Then think of the joy of the 12th of September 2005. The pure, untouchable knowledge that England had won back The Ashes. England’s status as Ashes holders was celebrated with an open-top bus parade through the streets of London. An estimated 250,000 people turned out to rejoice in the success of a small band of men who had become their heroes. Men whose agony and ecstasy had been shared by their countrymen, and women, for two gut-wrenching months. Men who had become the heart and soul of the country they represented. Men whose powerful talents and desire for glory had brought millions of dreams to life. Finally, after so many years of close-but-no-cigar failures, we as Englishmen and women, as Britons, had something to cheer. Yes, the dream may have collapsed in Australia 18 months later, but the spirit of that summer can be reclaimed.
With “Broken” Britain in desperate need of fixing, there has never been a better time to invoke it once again.

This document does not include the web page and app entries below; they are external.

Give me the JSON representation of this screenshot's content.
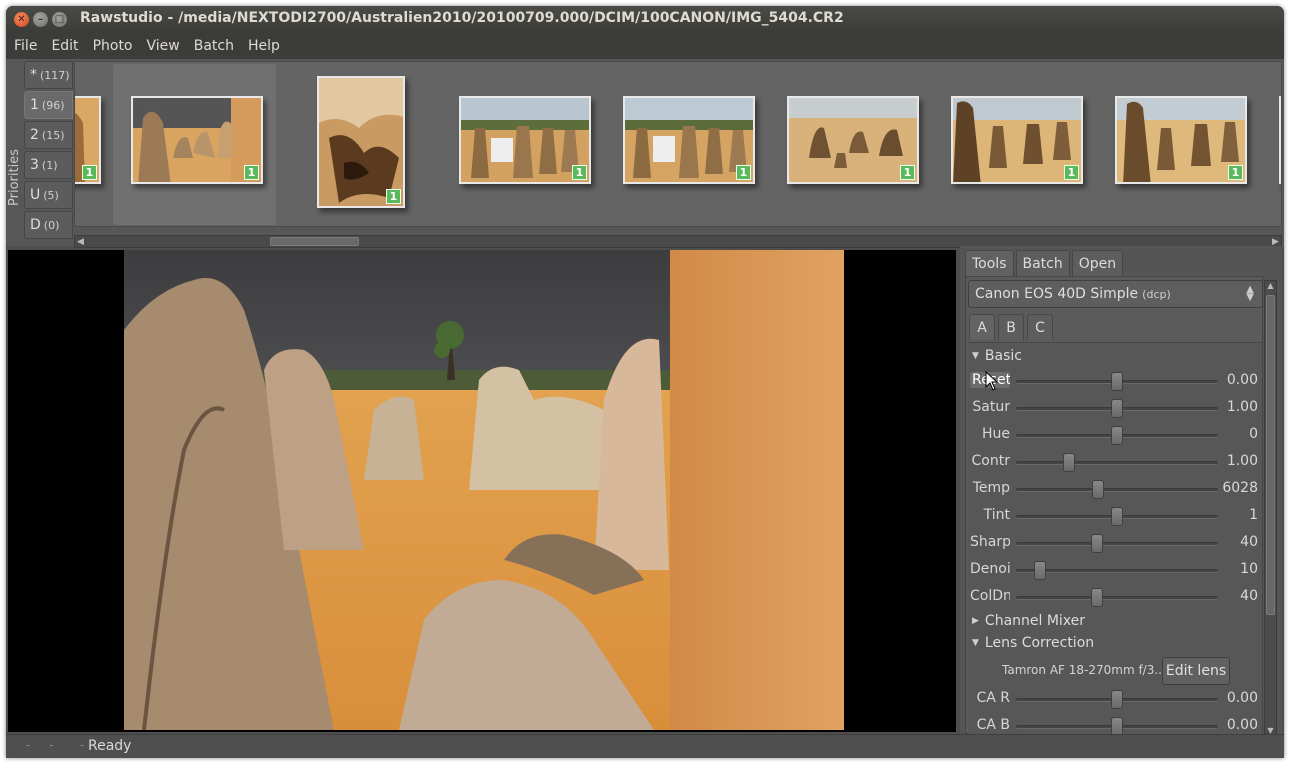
{
  "window": {
    "title": "Rawstudio - /media/NEXTODI2700/Australien2010/20100709.000/DCIM/100CANON/IMG_5404.CR2"
  },
  "menu": [
    "File",
    "Edit",
    "Photo",
    "View",
    "Batch",
    "Help"
  ],
  "priorities": {
    "label": "Priorities",
    "tabs": [
      {
        "name": "*",
        "count": "(117)"
      },
      {
        "name": "1",
        "count": "(96)"
      },
      {
        "name": "2",
        "count": "(15)"
      },
      {
        "name": "3",
        "count": "(1)"
      },
      {
        "name": "U",
        "count": "(5)"
      },
      {
        "name": "D",
        "count": "(0)"
      }
    ]
  },
  "thumbnails": {
    "priority_flag": "1"
  },
  "tools_panel": {
    "tabs": [
      "Tools",
      "Batch",
      "Open"
    ],
    "profile": {
      "name": "Canon EOS 40D Simple",
      "suffix": "(dcp)"
    },
    "snapshot_tabs": [
      "A",
      "B",
      "C"
    ],
    "basic": {
      "title": "Basic",
      "rows": [
        {
          "label": "Reset",
          "value": "0.00"
        },
        {
          "label": "Satur",
          "value": "1.00"
        },
        {
          "label": "Hue",
          "value": "0"
        },
        {
          "label": "Contr",
          "value": "1.00"
        },
        {
          "label": "Temp",
          "value": "6028"
        },
        {
          "label": "Tint",
          "value": "1"
        },
        {
          "label": "Sharp",
          "value": "40"
        },
        {
          "label": "Denoi",
          "value": "10"
        },
        {
          "label": "ColDn",
          "value": "40"
        }
      ]
    },
    "channel_mixer": {
      "title": "Channel Mixer"
    },
    "lens_correction": {
      "title": "Lens Correction",
      "lens": "Tamron AF 18-270mm f/3...",
      "edit_button": "Edit lens",
      "rows": [
        {
          "label": "CA R",
          "value": "0.00"
        },
        {
          "label": "CA B",
          "value": "0.00"
        }
      ]
    }
  },
  "status": {
    "text": "Ready"
  }
}
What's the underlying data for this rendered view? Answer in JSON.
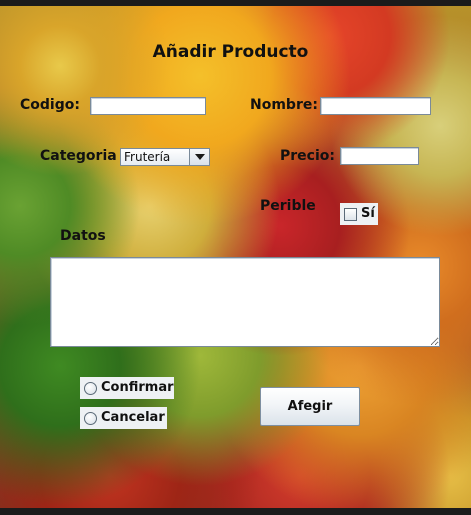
{
  "form": {
    "title": "Añadir Producto",
    "codigo_label": "Codigo:",
    "codigo_value": "",
    "nombre_label": "Nombre:",
    "nombre_value": "",
    "categoria_label": "Categoria",
    "categoria_selected": "Frutería",
    "precio_label": "Precio:",
    "precio_value": "",
    "perible_label": "Perible",
    "perible_checkbox_label": "Sí",
    "perible_checked": false,
    "datos_label": "Datos",
    "datos_value": "",
    "confirmar_label": "Confirmar",
    "cancelar_label": "Cancelar",
    "add_button_label": "Afegir"
  }
}
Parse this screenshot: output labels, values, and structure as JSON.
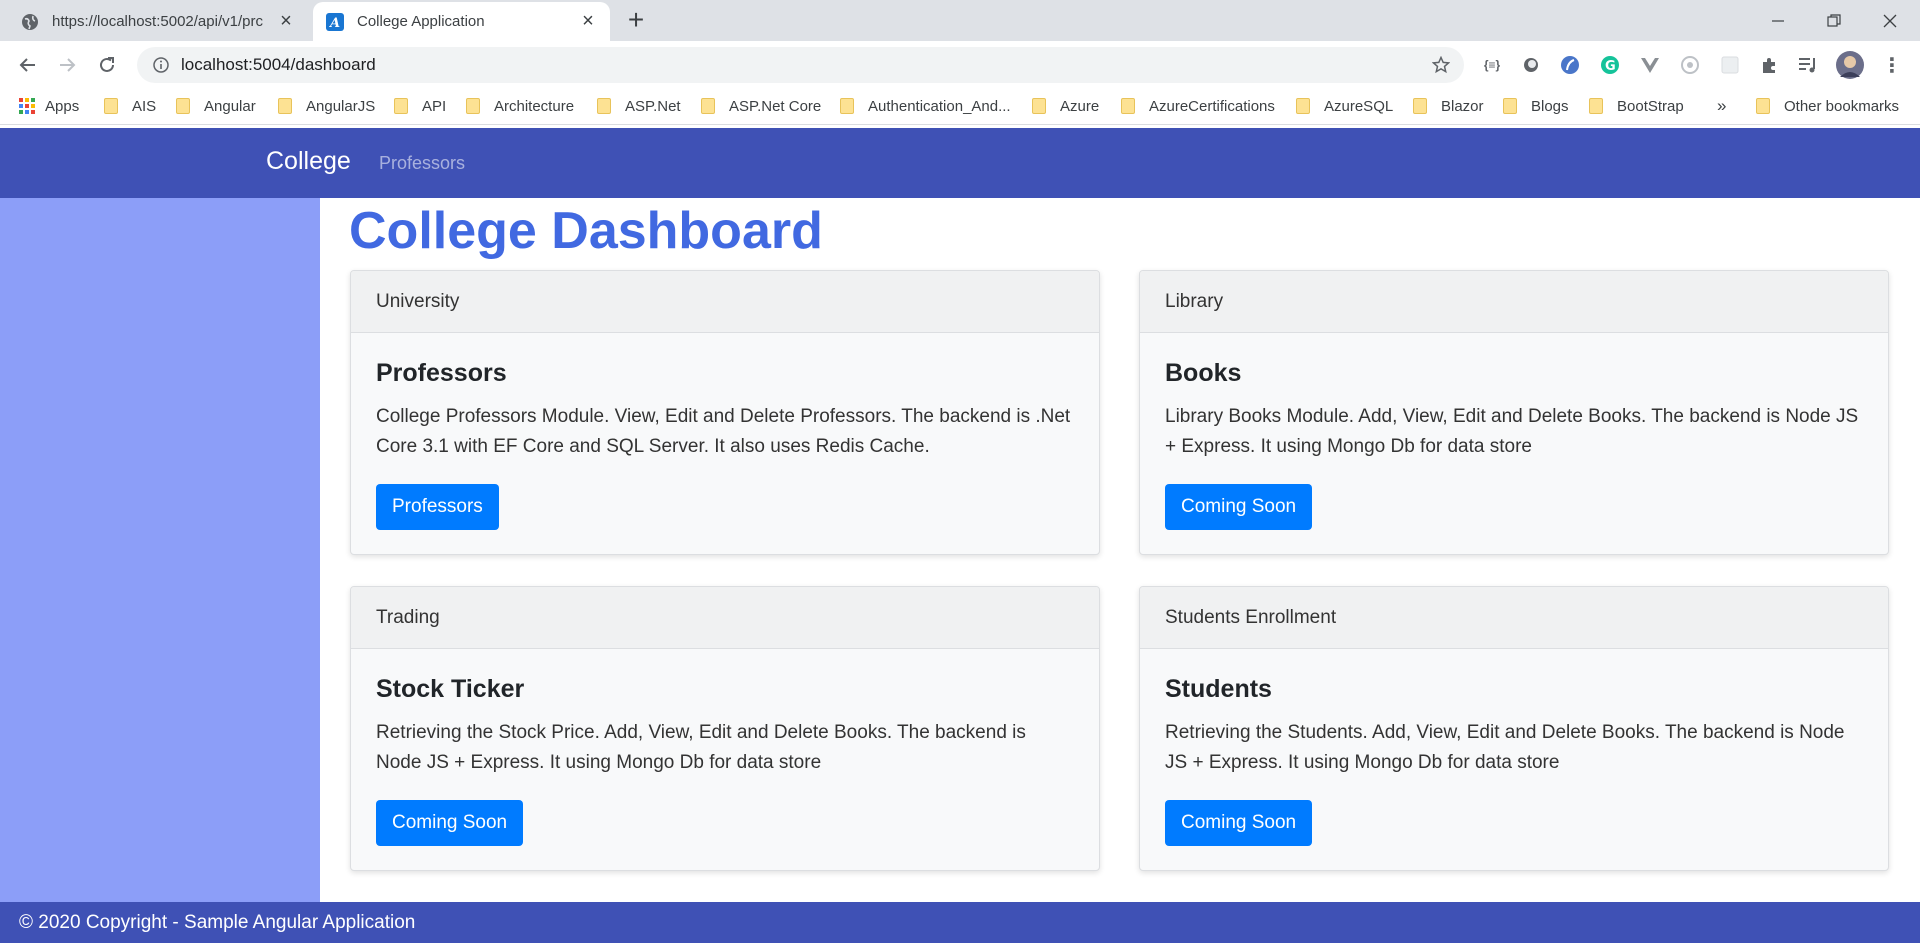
{
  "browser": {
    "tabs": [
      {
        "title": "https://localhost:5002/api/v1/prc",
        "active": false
      },
      {
        "title": "College Application",
        "active": true
      }
    ],
    "url": "localhost:5004/dashboard",
    "bookmarks": {
      "apps_label": "Apps",
      "folders": [
        "AIS",
        "Angular",
        "AngularJS",
        "API",
        "Architecture",
        "ASP.Net",
        "ASP.Net Core",
        "Authentication_And...",
        "Azure",
        "AzureCertifications",
        "AzureSQL",
        "Blazor",
        "Blogs",
        "BootStrap"
      ],
      "overflow": "»",
      "other": "Other bookmarks"
    }
  },
  "app": {
    "brand": "College",
    "nav_link": "Professors",
    "page_title": "College Dashboard",
    "cards": [
      {
        "header": "University",
        "title": "Professors",
        "text": "College Professors Module. View, Edit and Delete Professors. The backend is .Net Core 3.1 with EF Core and SQL Server. It also uses Redis Cache.",
        "button": "Professors"
      },
      {
        "header": "Library",
        "title": "Books",
        "text": "Library Books Module. Add, View, Edit and Delete Books. The backend is Node JS + Express. It using Mongo Db for data store",
        "button": "Coming Soon"
      },
      {
        "header": "Trading",
        "title": "Stock Ticker",
        "text": "Retrieving the Stock Price. Add, View, Edit and Delete Books. The backend is Node JS + Express. It using Mongo Db for data store",
        "button": "Coming Soon"
      },
      {
        "header": "Students Enrollment",
        "title": "Students",
        "text": "Retrieving the Students. Add, View, Edit and Delete Books. The backend is Node JS + Express. It using Mongo Db for data store",
        "button": "Coming Soon"
      }
    ],
    "footer": "© 2020 Copyright - Sample Angular Application"
  },
  "colors": {
    "navbar": "#3f51b5",
    "sidebar": "#8c9ef8",
    "title": "#4169e1",
    "button": "#007bff"
  }
}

If Test cricket is left to rot on Sky Sports, only available in pubs and higher-income homes, the government will have missed-out on an opportunity to unite Britain anew. An Ashes series on terrestrial television would be savoured like nothing else, in blissful memory of what had come in 2005. Win or lose, the potential benefits in terms of national unity are innumerable and obvious. Sadly, this is not an option any time soon – the initial deal ran to 2009, and has now been extended to 2013. However, that potential is never likely to disappear – at least, not in the lifetime of those who remember 2005. Home Tests could be re-listed next year, and although 2014 would be the first date we could expect to see them available to the whole nation once again, the government would earn considerable plaudits – rightly – for recognising what the ECB in gross negligence failed to recognise in 2004.
That sport matters.
When Chris Smith agreed to de-list home Tests, he gave this warning: “This is something for which the ECB and county clubs have specifically asked. I expect to see their freedom used responsibly, with continued access for all viewers to a substantial proportion of live Test coverage. If those expectations are not fulfilled then I may, of course, need to review the listed criteria again.” He left his role in 2001, and his successors Tessa Jowell and the fly-by-night James Purnell are gone now too. The job currently rests in the hands of The Right Honourable Andy Burnham. Gerry Sutcliffe, Minister for Sport, is someone else worth bearing in mind. The long-term welfare of the game of cricket in this country depends greatly on these two men acting on their predecessor Mr. Smith’s words. And the cricket-loving public needs to let them know – not just once, but continuously – of their game’s faith and hope in them acting.